The design portfolio is one of the most important design exercises of a student’s career. It is the document that not only represents all of the hard work they’ve accomplished but also serves as an indicator of how they consider the world around them. The design problem of the portfolio embodies both the act of planning and the act of doing. To design and produce a successful portfolio, there needs to be an understanding of the complex design systems at work in order to properly structure a portfolio to be able to visually communicate the ideas that have formed and shaped the work included within the portfolio. Through the portfolio the student is not only being evaluated on their formal design work, but also on the design of the portfolio and how they’ve used this opportunity to frame their ideas.

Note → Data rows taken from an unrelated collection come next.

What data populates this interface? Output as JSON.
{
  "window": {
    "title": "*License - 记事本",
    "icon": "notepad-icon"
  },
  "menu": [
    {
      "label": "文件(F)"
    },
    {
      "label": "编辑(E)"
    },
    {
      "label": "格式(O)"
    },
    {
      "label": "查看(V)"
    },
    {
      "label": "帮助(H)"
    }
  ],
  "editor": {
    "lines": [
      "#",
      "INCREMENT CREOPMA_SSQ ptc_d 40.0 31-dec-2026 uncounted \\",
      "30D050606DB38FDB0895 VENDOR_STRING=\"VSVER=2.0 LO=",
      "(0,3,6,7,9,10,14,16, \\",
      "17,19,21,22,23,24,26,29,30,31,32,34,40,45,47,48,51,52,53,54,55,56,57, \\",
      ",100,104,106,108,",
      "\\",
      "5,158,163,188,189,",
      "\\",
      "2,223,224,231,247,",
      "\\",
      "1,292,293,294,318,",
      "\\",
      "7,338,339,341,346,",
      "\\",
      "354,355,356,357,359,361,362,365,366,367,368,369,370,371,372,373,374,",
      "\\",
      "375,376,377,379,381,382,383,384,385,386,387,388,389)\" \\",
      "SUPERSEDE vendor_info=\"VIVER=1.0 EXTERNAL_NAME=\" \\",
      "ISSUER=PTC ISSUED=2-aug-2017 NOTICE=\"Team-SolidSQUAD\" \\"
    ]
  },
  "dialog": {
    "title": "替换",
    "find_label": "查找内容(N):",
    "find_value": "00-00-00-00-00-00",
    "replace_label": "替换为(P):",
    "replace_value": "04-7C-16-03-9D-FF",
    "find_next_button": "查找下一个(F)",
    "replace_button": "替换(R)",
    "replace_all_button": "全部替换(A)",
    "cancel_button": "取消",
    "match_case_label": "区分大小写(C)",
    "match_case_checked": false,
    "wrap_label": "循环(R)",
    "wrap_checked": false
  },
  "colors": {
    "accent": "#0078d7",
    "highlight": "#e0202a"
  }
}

A significant factor of being a successful designer is having the ability to parse through an incredible amount of information and discover interrelated themes. It is a skill unique to design culture and exists in the realm of design thinking and design knowledge. It is important for each student to understand how they, themselves, think so that they can demonstrate it to others. The portfolio should be designed to display this design thinking. If the complexities of how one thinks is understood, then one can begin to understand and define how they might represent and explain all of the diverse knowledge that has gone into each design project.1
The First Year Architecture Program at Auburn University focuses on the practice of the visual communication of architectural ideas or the art of defining, describing, presenting, representing and re-representing. This paper seeks to discuss a pedagogy predicated on the understanding that effective communication of architectural ideas is firmly embedded in the design of the representational artifact and not only in the act of architectural design. The primary goal of the course sequence is to foster a learning process where both strains of design (representation and artifact) are intertwined and constantly and consistently evolving.
In such a complex and ambitious project, the students naturally must learn the essential skills of architectural representation but they must also develop fundamental skills related to documentation and reflection. The portfolio design project ultimately becomes a multi-year project defined by broad, graphic, systems thinking. It is an organizational system that has to be re-focused and re-tooled as the student progresses through their academic (and professional) career. If comprehensive systems thinking regarding the reflection of their own work is taught in the beginning of design education, students are better prepared to develop successful habits of reconsideration and re-positioning of their respective design challenges. This paper presents a method of system thinking developed to organize the complex reflective relationships needed for successful portfolio design and are defined as: the visual narrative, content narrative and project narrative.2
1. Fletcher, Margaret. Constructing the Persuasive Portfolio: the only primer you’ll ever need. Routledge Publishers. New York and London. 2016.